* [Data records]:
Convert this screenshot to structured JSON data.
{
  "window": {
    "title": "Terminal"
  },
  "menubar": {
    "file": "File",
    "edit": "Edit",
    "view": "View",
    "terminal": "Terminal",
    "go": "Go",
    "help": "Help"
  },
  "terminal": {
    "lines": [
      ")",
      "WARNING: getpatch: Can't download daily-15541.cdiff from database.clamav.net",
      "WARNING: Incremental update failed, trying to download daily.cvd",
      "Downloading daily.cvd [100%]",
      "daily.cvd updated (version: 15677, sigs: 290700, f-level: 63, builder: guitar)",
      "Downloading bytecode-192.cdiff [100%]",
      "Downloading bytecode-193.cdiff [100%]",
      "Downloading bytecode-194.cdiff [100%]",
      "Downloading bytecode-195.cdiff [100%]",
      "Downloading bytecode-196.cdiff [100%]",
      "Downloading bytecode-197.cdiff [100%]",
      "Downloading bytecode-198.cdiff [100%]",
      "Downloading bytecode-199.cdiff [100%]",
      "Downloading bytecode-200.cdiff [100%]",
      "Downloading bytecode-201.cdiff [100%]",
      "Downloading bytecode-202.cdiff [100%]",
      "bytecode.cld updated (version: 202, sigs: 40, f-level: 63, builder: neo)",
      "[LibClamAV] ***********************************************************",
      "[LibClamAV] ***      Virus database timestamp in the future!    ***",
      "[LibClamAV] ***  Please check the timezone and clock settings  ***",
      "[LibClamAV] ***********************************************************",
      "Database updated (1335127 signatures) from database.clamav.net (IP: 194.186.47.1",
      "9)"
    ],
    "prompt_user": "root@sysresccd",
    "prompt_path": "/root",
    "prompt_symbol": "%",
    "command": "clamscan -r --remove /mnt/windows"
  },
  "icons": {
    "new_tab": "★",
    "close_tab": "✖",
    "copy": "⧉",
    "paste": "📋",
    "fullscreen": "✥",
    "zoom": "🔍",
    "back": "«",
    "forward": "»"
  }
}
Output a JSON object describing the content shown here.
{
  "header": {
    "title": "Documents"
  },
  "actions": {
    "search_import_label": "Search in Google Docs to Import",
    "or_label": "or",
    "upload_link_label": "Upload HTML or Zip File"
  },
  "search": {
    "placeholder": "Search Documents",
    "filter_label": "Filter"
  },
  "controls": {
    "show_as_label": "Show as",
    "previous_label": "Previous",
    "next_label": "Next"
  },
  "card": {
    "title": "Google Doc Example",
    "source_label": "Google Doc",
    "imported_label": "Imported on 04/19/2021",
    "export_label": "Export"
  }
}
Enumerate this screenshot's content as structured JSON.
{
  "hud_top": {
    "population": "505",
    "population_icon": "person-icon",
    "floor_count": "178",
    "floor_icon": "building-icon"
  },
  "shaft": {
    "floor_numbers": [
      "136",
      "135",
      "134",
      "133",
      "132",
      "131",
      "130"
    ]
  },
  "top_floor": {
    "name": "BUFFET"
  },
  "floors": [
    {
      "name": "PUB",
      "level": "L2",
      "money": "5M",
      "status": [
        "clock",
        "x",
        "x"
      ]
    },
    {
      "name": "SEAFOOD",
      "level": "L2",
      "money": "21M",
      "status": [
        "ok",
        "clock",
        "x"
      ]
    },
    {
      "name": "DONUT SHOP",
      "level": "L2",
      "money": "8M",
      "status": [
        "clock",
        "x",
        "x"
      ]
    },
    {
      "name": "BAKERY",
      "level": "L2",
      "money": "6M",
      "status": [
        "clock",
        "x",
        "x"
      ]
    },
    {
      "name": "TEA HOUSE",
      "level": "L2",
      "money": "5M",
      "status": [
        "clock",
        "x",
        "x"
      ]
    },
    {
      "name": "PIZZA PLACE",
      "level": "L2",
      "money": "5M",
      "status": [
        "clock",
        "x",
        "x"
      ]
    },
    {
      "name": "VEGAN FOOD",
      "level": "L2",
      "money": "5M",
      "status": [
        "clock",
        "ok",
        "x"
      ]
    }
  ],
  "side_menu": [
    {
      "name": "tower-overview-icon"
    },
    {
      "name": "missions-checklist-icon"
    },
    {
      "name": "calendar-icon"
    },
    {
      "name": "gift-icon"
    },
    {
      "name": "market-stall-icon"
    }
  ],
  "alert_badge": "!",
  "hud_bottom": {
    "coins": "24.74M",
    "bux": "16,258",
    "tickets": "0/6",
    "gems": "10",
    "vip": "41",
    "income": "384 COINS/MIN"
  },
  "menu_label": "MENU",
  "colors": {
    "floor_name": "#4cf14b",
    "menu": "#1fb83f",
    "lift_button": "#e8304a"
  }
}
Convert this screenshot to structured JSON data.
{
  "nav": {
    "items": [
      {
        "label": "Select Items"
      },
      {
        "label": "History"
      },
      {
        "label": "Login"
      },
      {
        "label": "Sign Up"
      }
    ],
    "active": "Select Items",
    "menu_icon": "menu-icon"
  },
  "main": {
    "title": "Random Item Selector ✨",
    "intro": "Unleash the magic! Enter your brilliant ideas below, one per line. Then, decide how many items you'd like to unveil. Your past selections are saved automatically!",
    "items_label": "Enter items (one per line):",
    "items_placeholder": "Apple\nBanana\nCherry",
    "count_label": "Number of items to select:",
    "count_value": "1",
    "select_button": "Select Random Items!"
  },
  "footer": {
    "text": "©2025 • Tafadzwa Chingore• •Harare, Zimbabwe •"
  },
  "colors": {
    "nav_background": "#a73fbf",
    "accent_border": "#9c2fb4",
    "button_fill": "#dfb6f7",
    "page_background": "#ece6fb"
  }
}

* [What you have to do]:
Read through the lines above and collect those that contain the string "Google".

* [Result of the exercise]:
    "search_import_label": "Search in Google Docs to Import",
    "title": "Google Doc Example",
    "source_label": "Google Doc",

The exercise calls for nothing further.